  12. 12. Specific results• Social aspects• Reaching greater traffic safety is a core issue• Social exclusion via public transport ; the future of non- carowners, accessibility problems ; except for disabled a non-existing issue in most national policies• Cost of mobility for households; now some 15 % of nethousehold budget, and increasing ; no issue, rather strange intimes of crisis/ name of department PAGE 1219-6-2013
  13. 13. Specific results• Reaching Seamless multimodal transport ; nicewords, no real strategies, certainly not on thefinancial side – how to formulate policies that carowners are not paying twice ?• Overall conclusion;• Nearly half of sustainability topics are missing in thenational policies !/ name of department PAGE 1319-6-2013
  14. 14. For the future• More countries need a transport policy instead ofonly a list of transport investments and politics• Investments in national policy plans are needed on ;• - long term strategy for transport and climatestability• - social exclusion via transport• - cost of transport and mobility for households• - problems and perspectives on seamlessmultimodal transport/ name of department PAGE 1419-6-2013
  15. 15. For the future/ name of department PAGE 1519-6-2013• We are half- way with introducing sustainability innational transport planning• But ; I am optimistic …• … possibly we will invest in the lagging aspects,often through innovations in cities….• Reactions ; J.F.Jeekel@tue.nl

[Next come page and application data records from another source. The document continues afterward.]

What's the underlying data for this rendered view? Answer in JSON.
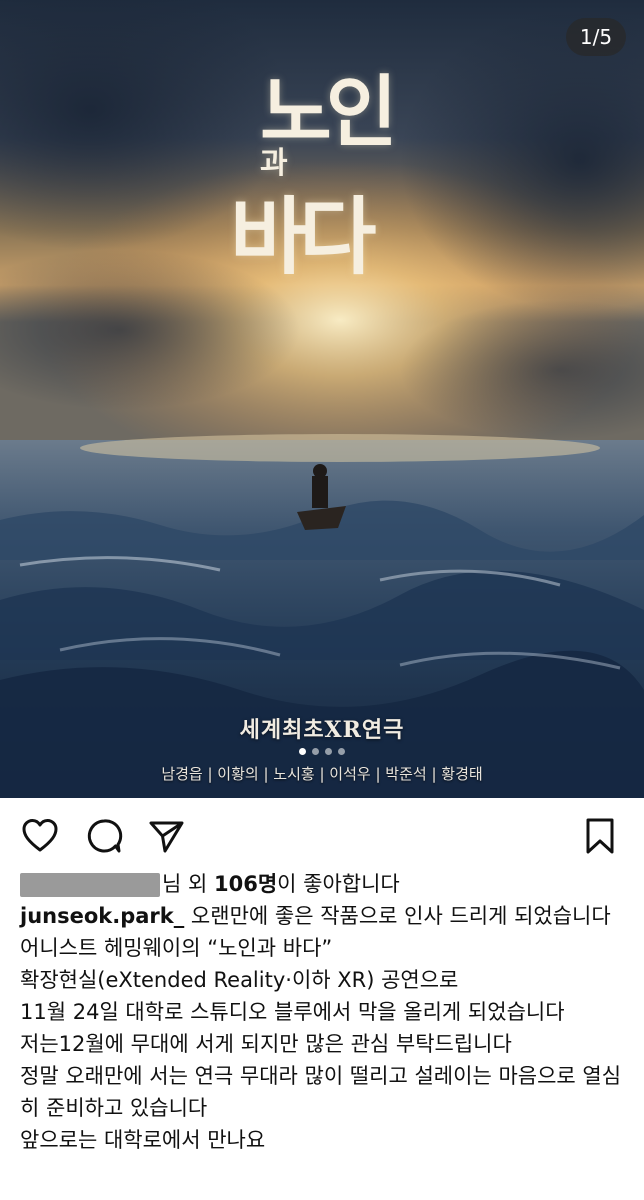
{
  "post": {
    "image_counter": "1/5",
    "poster": {
      "title_line1": "노인",
      "title_line2": "과",
      "title_line3": "바다",
      "subtitle": "세계최초XR연극",
      "cast": "남경읍 | 이황의 | 노시홍 | 이석우 | 박준석 | 황경태"
    },
    "carousel": {
      "count": 4,
      "active_index": 0
    }
  },
  "actions": {
    "like_icon": "heart-icon",
    "comment_icon": "comment-icon",
    "share_icon": "send-icon",
    "save_icon": "bookmark-icon"
  },
  "likes": {
    "suffix_before": "님 외 ",
    "count": "106명",
    "suffix_after": "이 좋아합니다"
  },
  "caption": {
    "username": "junseok.park_",
    "first_line": " 오랜만에 좋은 작품으로 인사 드리게 되었습니다",
    "lines": [
      "어니스트 헤밍웨이의 “노인과 바다”",
      "확장현실(eXtended Reality·이하 XR) 공연으로",
      "11월 24일 대학로 스튜디오 블루에서 막을 올리게 되었습니다",
      "저는12월에 무대에 서게 되지만 많은 관심 부탁드립니다",
      "정말 오래만에 서는 연극 무대라 많이 떨리고 설레이는 마음으로 열심히 준비하고 있습니다",
      "앞으로는 대학로에서 만나요"
    ]
  }
}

  1. A particular slide catching your eye?

    Clipping is a handy way to collect important slides you want to go back to later.

×